Answer to the H. C.
That their Lordships had Ordered the Gentleman Usher to receive Sir William Willmer, Knight, High Sheriff of the County of North'ton, into safe Custody; and they would take the Impeachment into Consideration in convenient Time.
As for putting the Ordinance for the Militia into Execution, divers Ordinances have already been delivered to several Lords Lieutenants, and their Lordships will speedily deliver the rest.
Vanhaesdonck the Benefit of the General Order for quieting Possessions.
Upon the Petition of John Vanhaesdoncke, Gentleman, this Day read in the House; it is Ordered, by the Lords in Parliament, That the said Mr. John Vanhaesdonck shall have a Copy of the General Order for quieting of the Possession of improved Grounds delivered unto him, under the Clerk of the Parliament's Hand, dated the 13th of July last; and to take the same Benefit of the said Order as though it had been made in his own particular Case.
Benyon's Impeachment taken into Consideration.
After this, the House (fn. 1) took into serious Consideration the Impeachment of the House of Commons against George Benyon; and like his Answer and Defence made Yesterday at this Bar.
The House † Ordered the First Part of the Charge to be read, touching "his framing, contriving, publishing, and procuring of Hands to a false, scandalous, malicious, and dangerous Petition, and preferring the same to the Parliament."
Then the Second Part of the Charge was read, touching "the scandalous Words and Speeches which the said George Benyon had spoken, at several Times, against the Members of both Houses, and against the Privileges of Parliament."
And this House, upon mature Debate, and weighing all the Evidence, Proofs, and Circumstances, made these Votes as follows: videlicet,
Benyon to be censured.
"Whether, upon this Impeachment, or any Part of it, George Benyon shall be censured?"
And it was Resolved affirmatively.

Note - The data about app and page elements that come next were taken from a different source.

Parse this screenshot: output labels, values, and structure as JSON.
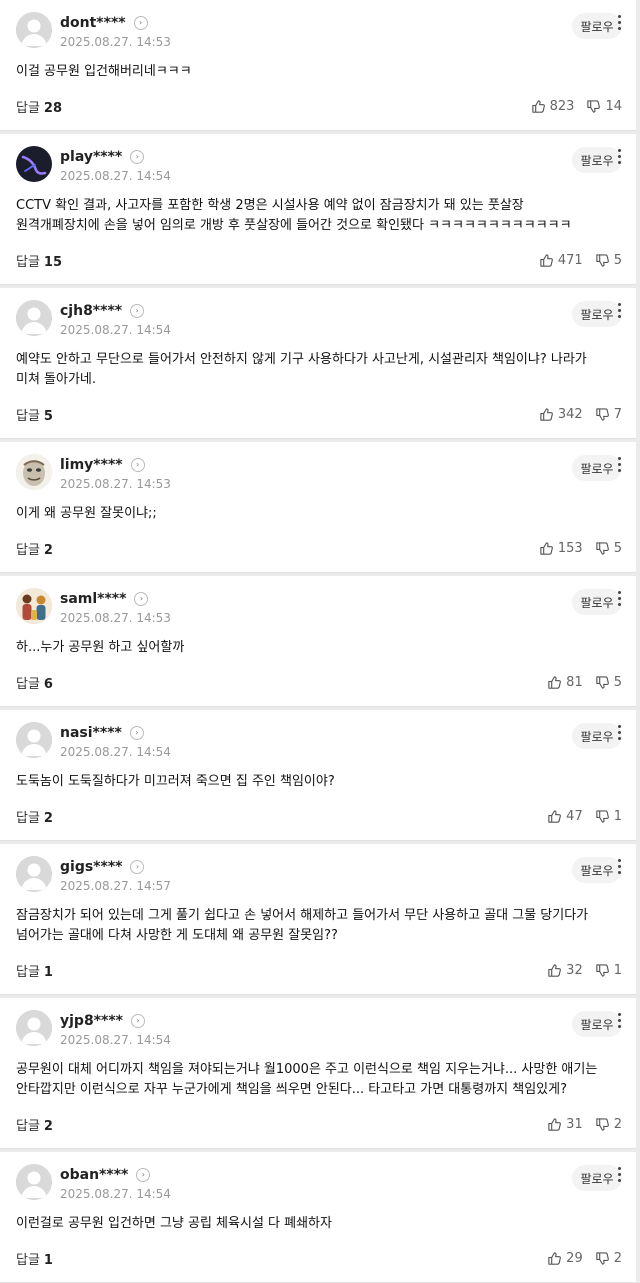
{
  "labels": {
    "follow": "팔로우",
    "reply": "답글"
  },
  "comments": [
    {
      "nick": "dont****",
      "date": "2025.08.27. 14:53",
      "avatar": "default",
      "text": "이걸 공무원 입건해버리네ㅋㅋㅋ",
      "replies": "28",
      "likes": "823",
      "dislikes": "14"
    },
    {
      "nick": "play****",
      "date": "2025.08.27. 14:54",
      "avatar": "dark-swirl",
      "text": "CCTV 확인 결과, 사고자를 포함한 학생 2명은 시설사용 예약 없이 잠금장치가 돼 있는 풋살장 원격개폐장치에 손을 넣어 임의로 개방 후 풋살장에 들어간 것으로 확인됐다 ㅋㅋㅋㅋㅋㅋㅋㅋㅋㅋㅋㅋ",
      "replies": "15",
      "likes": "471",
      "dislikes": "5"
    },
    {
      "nick": "cjh8****",
      "date": "2025.08.27. 14:54",
      "avatar": "default",
      "text": "예약도 안하고 무단으로 들어가서 안전하지 않게 기구 사용하다가 사고난게, 시설관리자 책임이냐? 나라가 미쳐 돌아가네.",
      "replies": "5",
      "likes": "342",
      "dislikes": "7"
    },
    {
      "nick": "limy****",
      "date": "2025.08.27. 14:53",
      "avatar": "mask",
      "text": "이게 왜 공무원 잘못이냐;;",
      "replies": "2",
      "likes": "153",
      "dislikes": "5"
    },
    {
      "nick": "saml****",
      "date": "2025.08.27. 14:53",
      "avatar": "illustration",
      "text": "하...누가 공무원 하고 싶어할까",
      "replies": "6",
      "likes": "81",
      "dislikes": "5"
    },
    {
      "nick": "nasi****",
      "date": "2025.08.27. 14:54",
      "avatar": "default",
      "text": "도둑놈이 도둑질하다가 미끄러져 죽으면 집 주인 책임이야?",
      "replies": "2",
      "likes": "47",
      "dislikes": "1"
    },
    {
      "nick": "gigs****",
      "date": "2025.08.27. 14:57",
      "avatar": "default",
      "text": "잠금장치가 되어 있는데 그게 풀기 쉽다고 손 넣어서 해제하고 들어가서 무단 사용하고 골대 그물 당기다가 넘어가는 골대에 다쳐 사망한 게 도대체 왜 공무원 잘못임??",
      "replies": "1",
      "likes": "32",
      "dislikes": "1"
    },
    {
      "nick": "yjp8****",
      "date": "2025.08.27. 14:54",
      "avatar": "default",
      "text": "공무원이 대체 어디까지 책임을 져야되는거냐 월1000은 주고 이런식으로 책임 지우는거냐... 사망한 애기는 안타깝지만 이런식으로 자꾸 누군가에게 책임을 씌우면 안된다... 타고타고 가면 대통령까지 책임있게?",
      "replies": "2",
      "likes": "31",
      "dislikes": "2"
    },
    {
      "nick": "oban****",
      "date": "2025.08.27. 14:54",
      "avatar": "default",
      "text": "이런걸로 공무원 입건하면 그냥 공립 체육시설 다 폐쇄하자",
      "replies": "1",
      "likes": "29",
      "dislikes": "2"
    }
  ]
}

To be disfranchised.
"Whether George Benyon, for these Offences, shall be disfranchised the City of London?"
Uncapable of bearing Place or Office.
"Whether George Benyon, for these Offences, shall be sentenced to be incapable for ever hereafter of bearing any Place or Office in the Commonwealth?"
Fined 3000 l.
"Whether George Benyon, for these Offences, shall be fined Three Thousand Pounds?"
Committed to the Castle of Colchester for Two Years.
"Whether George Benyon, for these Offences, shall be committed to The Castle of Colchester, for Two Years?"
Surety for good Behaviour.
"Whether, after the Two Years Imprisonment, George Benyon shall put in such Sureties for the good Behaviour as this House shall think fit; and, if this House sits not, then such Sureties as the Lord Keeper shall approve of?"
Conference to be had, for moving the King that a Bill may be brought in to employ his Fine for Ireland.
It was Agreed, To have a Conference with the House of Commons, "That the King might be moved, that a Bill may pass, that this Three Thousand Pounds Fine of George Benyon may be employed for the Affairs of Ireland."
Lords Leave to be absent.
Ordered, That the Lord Bruce hath Leave to be absent from this House for a few Days.
Ordered, That the Lord Seymour hath Leave to be go to his House in Wiltshire for Ten Days, to settle his Estate there.
Judgement to be given against Benyon To-morrow.
Ordered, That this House will give Judgement in George Benyon's Cause To-morrow in the Afternoon, at Two of the Clock, in the Presence of the House of Commons.
Ordered, That the Lieutenant of The Tower shall bring George Benyon To-morrow in the Afternoon, before the Lords in Parliament, to hear Judgement given against him.
Hawes versus Kilvert.
Ordered, That the Cause between Joseph Hawes and Kilvert shall be heard in this House, upon this Day Fortnight.
Ld. Lostus's Cause.
Ordered, That the Cause of the Lord Viscount Loftus shall be heard in this House, on Thursday next, in the Afternoon.
Dominus Capitalis Justiciarius de Communi Banco declaravit præsens Parliamentum continuandum esse usque in diem Veneris, videlicet, 8m diem instantis Aprilis, 1642, hora 2a post meridiem, Dominis sic decernentibus.